What you should do >>
Search for the word "JSON" in the entries. Each line that holds it should be copied.

Available data >>

───

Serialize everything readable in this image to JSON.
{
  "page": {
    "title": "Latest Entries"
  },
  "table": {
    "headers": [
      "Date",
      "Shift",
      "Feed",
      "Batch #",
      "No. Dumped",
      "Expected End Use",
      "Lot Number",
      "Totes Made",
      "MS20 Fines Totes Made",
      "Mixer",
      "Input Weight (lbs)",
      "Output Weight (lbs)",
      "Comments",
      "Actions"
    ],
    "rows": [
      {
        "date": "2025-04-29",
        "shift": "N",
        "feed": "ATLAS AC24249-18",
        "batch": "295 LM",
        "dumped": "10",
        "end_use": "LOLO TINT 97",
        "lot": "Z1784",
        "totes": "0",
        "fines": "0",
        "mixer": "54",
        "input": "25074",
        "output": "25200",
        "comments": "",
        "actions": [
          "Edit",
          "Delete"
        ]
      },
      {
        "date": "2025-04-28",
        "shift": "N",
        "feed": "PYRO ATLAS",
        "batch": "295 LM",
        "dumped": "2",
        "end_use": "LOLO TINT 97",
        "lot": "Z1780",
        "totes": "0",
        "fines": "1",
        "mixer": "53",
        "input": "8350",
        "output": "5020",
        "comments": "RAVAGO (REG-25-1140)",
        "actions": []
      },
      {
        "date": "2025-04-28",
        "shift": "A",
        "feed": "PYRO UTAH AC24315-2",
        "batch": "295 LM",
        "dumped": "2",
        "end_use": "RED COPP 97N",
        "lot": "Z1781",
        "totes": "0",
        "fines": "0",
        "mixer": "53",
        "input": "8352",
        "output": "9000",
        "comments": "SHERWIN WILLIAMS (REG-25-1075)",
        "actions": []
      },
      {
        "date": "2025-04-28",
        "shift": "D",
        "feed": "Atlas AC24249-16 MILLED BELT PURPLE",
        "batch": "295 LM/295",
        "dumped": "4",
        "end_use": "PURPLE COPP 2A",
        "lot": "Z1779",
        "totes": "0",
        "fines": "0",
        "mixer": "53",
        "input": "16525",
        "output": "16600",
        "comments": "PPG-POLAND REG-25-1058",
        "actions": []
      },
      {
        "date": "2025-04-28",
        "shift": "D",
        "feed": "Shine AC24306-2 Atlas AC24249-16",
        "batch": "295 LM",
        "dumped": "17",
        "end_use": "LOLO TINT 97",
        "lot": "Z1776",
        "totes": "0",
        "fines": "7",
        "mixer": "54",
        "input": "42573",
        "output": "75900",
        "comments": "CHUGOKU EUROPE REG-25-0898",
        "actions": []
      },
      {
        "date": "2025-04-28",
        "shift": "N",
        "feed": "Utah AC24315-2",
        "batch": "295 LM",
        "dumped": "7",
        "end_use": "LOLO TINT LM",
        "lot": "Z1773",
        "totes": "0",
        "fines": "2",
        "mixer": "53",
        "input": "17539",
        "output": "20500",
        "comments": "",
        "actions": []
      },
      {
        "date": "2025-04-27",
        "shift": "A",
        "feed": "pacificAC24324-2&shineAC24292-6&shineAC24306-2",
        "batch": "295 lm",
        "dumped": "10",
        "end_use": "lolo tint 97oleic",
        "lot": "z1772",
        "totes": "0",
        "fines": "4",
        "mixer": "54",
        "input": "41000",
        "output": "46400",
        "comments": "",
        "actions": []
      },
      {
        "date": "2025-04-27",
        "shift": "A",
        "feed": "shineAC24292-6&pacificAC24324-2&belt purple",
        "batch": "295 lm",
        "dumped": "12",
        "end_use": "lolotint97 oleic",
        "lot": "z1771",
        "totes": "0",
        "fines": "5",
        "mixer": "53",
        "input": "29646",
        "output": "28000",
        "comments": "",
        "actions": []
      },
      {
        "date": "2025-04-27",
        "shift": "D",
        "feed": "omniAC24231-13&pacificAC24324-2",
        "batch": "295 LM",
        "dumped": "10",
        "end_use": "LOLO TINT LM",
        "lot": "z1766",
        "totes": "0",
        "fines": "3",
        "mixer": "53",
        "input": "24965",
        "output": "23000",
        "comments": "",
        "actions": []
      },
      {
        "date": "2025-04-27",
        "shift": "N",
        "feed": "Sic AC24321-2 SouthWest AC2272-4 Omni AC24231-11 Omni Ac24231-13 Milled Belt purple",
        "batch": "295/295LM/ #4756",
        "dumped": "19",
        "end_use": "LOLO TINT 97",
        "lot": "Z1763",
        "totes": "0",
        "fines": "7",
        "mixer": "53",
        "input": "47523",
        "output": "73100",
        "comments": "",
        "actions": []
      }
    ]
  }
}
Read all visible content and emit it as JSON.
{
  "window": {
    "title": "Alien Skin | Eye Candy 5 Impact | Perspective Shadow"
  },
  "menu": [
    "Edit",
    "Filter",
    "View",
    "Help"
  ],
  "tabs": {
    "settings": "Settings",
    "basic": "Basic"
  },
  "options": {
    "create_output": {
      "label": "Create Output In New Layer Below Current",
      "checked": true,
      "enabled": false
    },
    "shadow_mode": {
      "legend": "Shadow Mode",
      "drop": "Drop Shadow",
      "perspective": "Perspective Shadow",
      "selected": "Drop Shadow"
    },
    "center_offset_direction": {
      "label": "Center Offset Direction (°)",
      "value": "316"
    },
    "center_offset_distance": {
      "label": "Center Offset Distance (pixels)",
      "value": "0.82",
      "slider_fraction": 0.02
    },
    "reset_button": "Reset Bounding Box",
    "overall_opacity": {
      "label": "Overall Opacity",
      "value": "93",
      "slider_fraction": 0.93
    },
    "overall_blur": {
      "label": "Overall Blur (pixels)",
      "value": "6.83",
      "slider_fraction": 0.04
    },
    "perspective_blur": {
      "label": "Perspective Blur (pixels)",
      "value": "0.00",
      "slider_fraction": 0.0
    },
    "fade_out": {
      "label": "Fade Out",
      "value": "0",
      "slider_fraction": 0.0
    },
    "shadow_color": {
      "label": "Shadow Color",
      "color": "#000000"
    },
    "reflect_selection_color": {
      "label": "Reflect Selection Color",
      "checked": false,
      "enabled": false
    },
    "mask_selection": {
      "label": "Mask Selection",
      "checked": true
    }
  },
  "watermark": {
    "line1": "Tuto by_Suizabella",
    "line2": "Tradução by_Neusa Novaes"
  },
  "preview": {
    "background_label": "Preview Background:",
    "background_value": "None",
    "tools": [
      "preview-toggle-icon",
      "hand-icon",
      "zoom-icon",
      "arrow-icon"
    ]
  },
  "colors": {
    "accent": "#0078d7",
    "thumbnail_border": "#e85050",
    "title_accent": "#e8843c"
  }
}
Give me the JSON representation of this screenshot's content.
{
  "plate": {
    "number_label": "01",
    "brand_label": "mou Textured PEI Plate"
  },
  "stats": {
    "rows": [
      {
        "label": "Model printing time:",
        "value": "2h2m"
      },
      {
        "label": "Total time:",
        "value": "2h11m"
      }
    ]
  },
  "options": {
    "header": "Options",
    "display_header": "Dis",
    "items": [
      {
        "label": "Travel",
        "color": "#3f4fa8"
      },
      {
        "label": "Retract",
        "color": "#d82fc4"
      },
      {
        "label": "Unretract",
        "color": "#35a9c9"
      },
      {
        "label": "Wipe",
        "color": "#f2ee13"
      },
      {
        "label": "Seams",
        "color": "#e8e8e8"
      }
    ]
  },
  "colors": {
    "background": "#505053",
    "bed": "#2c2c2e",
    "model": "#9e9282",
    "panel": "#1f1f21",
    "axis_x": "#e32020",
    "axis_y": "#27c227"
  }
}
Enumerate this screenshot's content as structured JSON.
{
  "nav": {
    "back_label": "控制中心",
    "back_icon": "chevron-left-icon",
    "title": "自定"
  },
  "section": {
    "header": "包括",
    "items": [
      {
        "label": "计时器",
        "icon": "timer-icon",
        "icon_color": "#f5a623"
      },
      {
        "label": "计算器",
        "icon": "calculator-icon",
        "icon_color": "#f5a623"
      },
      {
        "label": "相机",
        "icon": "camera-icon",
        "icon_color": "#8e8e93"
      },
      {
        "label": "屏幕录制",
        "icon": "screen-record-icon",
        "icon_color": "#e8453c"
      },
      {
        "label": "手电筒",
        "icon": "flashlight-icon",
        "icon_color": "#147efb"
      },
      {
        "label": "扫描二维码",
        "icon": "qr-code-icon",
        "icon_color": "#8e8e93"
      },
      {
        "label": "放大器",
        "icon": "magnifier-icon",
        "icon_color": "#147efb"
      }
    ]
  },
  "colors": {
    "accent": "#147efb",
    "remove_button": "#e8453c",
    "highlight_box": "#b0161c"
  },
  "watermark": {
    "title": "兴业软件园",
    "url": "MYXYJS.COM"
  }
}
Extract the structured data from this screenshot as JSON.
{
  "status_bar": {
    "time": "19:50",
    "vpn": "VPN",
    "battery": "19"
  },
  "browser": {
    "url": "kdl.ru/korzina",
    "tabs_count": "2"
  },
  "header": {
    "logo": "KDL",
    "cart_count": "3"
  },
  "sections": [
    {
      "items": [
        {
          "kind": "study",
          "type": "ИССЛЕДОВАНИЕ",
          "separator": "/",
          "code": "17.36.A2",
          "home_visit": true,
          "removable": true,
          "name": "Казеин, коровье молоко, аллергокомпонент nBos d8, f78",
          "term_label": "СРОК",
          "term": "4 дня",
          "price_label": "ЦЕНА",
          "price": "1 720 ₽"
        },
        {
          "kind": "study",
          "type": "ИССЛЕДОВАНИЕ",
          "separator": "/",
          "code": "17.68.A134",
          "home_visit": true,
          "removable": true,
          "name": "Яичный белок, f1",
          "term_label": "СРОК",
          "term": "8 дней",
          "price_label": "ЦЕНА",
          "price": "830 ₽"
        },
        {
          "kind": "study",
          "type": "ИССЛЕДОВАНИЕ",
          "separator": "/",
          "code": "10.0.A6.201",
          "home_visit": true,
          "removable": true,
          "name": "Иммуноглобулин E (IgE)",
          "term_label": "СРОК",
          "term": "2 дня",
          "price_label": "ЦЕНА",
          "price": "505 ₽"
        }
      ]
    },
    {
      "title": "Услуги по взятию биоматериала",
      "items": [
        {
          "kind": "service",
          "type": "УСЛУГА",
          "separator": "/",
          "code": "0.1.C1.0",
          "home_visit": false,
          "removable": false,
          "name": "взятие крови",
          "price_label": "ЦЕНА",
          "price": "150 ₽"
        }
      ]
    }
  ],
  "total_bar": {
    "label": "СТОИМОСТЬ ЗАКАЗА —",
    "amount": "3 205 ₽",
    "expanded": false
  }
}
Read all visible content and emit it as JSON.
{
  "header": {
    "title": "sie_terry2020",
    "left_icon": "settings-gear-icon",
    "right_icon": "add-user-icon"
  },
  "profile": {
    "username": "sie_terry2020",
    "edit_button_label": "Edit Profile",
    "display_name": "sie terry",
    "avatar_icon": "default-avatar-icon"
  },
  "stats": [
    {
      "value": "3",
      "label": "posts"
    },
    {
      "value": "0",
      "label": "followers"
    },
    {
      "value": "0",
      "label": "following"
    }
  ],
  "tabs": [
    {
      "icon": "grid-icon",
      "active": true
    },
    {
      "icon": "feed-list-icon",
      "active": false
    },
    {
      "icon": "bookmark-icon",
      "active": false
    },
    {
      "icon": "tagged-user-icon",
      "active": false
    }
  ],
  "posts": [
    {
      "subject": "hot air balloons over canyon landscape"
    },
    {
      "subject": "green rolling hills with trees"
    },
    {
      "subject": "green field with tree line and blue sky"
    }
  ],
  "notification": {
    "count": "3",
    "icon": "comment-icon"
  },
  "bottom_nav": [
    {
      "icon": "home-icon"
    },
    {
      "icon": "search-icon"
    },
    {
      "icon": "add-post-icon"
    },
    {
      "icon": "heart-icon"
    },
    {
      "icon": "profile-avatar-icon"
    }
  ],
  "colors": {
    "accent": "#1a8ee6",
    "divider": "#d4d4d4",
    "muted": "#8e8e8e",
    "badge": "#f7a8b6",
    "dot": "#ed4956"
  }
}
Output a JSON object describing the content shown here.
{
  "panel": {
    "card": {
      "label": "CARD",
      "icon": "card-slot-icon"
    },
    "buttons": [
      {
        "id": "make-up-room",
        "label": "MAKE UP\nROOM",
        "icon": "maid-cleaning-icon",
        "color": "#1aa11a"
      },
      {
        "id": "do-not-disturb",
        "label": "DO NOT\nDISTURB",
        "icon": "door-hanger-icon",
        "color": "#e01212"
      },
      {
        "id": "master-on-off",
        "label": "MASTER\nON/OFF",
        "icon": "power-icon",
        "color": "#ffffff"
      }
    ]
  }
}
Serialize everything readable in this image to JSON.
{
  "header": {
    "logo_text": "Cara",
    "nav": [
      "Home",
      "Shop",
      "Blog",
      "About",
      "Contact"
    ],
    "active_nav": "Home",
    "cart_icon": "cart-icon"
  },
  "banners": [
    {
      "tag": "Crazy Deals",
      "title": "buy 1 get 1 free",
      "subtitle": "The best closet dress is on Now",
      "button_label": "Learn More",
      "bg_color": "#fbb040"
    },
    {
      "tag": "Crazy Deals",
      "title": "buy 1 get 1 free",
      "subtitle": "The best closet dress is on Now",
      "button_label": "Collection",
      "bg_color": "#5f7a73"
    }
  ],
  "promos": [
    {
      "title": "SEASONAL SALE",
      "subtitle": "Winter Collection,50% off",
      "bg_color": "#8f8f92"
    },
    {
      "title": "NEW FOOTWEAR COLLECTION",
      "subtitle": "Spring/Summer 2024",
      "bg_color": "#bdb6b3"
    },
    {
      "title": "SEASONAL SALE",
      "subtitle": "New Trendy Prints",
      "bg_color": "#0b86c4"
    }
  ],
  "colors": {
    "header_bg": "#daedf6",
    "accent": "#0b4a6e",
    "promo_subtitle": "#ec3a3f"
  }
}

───

Solution >>
Serialize everything readable in this image to JSON.
Read all visible content and emit it as JSON.
Give me the JSON representation of this screenshot's content.
Enumerate this screenshot's content as structured JSON.
Extract the structured data from this screenshot as JSON.
Read all visible content and emit it as JSON.
Output a JSON object describing the content shown here.
Serialize everything readable in this image to JSON.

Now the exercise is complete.